— Provided records —
--------------------------------------------------

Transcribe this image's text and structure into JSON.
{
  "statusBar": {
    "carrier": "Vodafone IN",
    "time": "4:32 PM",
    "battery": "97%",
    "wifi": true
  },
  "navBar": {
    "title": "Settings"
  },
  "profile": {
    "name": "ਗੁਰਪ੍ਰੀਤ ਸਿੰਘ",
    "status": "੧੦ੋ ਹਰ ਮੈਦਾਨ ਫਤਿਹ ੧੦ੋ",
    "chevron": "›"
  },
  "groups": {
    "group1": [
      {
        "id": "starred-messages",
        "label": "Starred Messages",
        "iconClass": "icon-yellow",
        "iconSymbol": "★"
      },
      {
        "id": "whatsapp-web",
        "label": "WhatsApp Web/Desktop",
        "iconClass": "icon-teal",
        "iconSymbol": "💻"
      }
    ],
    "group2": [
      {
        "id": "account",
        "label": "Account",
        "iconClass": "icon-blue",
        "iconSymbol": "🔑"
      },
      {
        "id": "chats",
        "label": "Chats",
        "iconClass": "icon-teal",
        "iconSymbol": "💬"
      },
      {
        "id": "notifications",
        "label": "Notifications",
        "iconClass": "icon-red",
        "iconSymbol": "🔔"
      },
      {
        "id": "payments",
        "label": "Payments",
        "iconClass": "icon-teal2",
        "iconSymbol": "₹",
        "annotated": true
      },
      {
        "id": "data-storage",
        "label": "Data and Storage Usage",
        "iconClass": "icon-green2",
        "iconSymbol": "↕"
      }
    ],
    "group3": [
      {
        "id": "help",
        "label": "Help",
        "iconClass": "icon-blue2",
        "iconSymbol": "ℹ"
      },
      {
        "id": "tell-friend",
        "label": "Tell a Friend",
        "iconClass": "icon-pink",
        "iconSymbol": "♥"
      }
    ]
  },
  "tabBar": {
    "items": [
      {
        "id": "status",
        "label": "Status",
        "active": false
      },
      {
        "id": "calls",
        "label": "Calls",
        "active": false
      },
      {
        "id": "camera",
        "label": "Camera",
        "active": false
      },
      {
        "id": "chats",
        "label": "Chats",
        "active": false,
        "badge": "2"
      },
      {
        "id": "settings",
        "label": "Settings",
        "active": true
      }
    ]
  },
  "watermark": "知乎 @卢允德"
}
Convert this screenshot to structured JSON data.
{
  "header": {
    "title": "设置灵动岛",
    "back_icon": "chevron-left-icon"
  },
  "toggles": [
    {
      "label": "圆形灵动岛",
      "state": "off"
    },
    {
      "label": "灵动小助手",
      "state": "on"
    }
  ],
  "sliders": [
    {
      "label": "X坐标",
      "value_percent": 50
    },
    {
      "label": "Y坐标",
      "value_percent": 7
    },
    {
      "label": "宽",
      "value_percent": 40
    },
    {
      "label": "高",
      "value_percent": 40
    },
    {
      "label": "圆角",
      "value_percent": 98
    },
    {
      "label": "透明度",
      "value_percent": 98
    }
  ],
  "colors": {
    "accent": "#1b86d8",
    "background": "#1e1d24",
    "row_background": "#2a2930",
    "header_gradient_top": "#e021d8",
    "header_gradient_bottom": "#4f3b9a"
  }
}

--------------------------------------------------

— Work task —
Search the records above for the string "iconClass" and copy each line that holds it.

— Answer space —
        "iconClass": "icon-yellow",
        "iconClass": "icon-teal",
        "iconClass": "icon-blue",
        "iconClass": "icon-teal",
        "iconClass": "icon-red",
        "iconClass": "icon-teal2",
        "iconClass": "icon-green2",
        "iconClass": "icon-blue2",
        "iconClass": "icon-pink",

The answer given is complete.